[Task prompt]: Search the data for "title". Each line containing it is to be copied.

-- Opening Marker --

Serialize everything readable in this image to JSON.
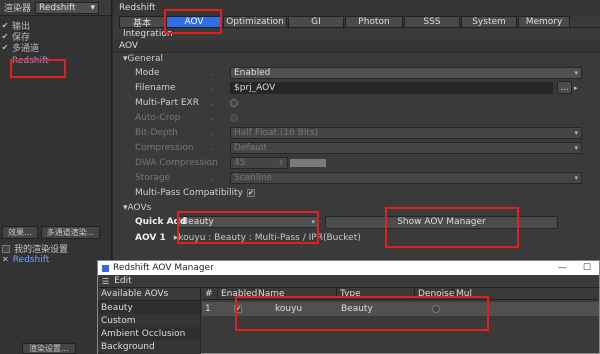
{
  "left": {
    "renderer_label": "渲染器",
    "renderer_value": "Redshift",
    "tree": [
      {
        "label": "输出",
        "checked": true
      },
      {
        "label": "保存",
        "checked": true
      },
      {
        "label": "多通道",
        "checked": true
      },
      {
        "label": "Redshift",
        "checked": false
      }
    ],
    "btn_effects": "效果...",
    "btn_multipass": "多通道渲染...",
    "my_settings": "我的渲染设置",
    "my_redshift": "Redshift",
    "render_settings_btn": "渲染设置..."
  },
  "right": {
    "title": "Redshift",
    "tabs": [
      "基本",
      "AOV",
      "Optimization",
      "GI",
      "Photon",
      "SSS",
      "System",
      "Memory"
    ],
    "active_tab": "AOV",
    "integration": "Integration",
    "section": "AOV",
    "general": "▾General",
    "props": {
      "mode_label": "Mode",
      "mode_value": "Enabled",
      "filename_label": "Filename",
      "filename_value": "$prj_AOV",
      "filename_btn": "...",
      "multipart_label": "Multi-Part EXR",
      "autocrop_label": "Auto-Crop",
      "bitdepth_label": "Bit-Depth",
      "bitdepth_value": "Half Float (16 Bits)",
      "compression_label": "Compression",
      "compression_value": "Default",
      "dwa_label": "DWA Compression",
      "dwa_value": "45",
      "storage_label": "Storage",
      "storage_value": "Scanline",
      "mpc_label": "Multi-Pass Compatibility"
    },
    "aovs_header": "▾AOVs",
    "quickadd_label": "Quick Add",
    "quickadd_value": "Beauty",
    "show_manager": "Show AOV Manager",
    "aov1_label": "AOV 1",
    "aov1_value": "▸kouyu : Beauty : Multi-Pass / IPR(Bucket)"
  },
  "manager": {
    "title": "Redshift AOV Manager",
    "menu_edit": "Edit",
    "available_header": "Available AOVs",
    "available": [
      "Beauty",
      "Custom",
      "Ambient Occlusion",
      "Background"
    ],
    "columns": [
      "#",
      "Enabled",
      "Name",
      "Type",
      "Denoise",
      "Mul"
    ],
    "row": {
      "num": "1",
      "name": "kouyu",
      "type": "Beauty"
    }
  },
  "colors": {
    "highlight_box": "#e32020",
    "active_tab": "#2e6fe8",
    "link": "#6fa4ff"
  }
}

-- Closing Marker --

[Solution]:
    "title": "Redshift",
    "title": "Redshift AOV Manager",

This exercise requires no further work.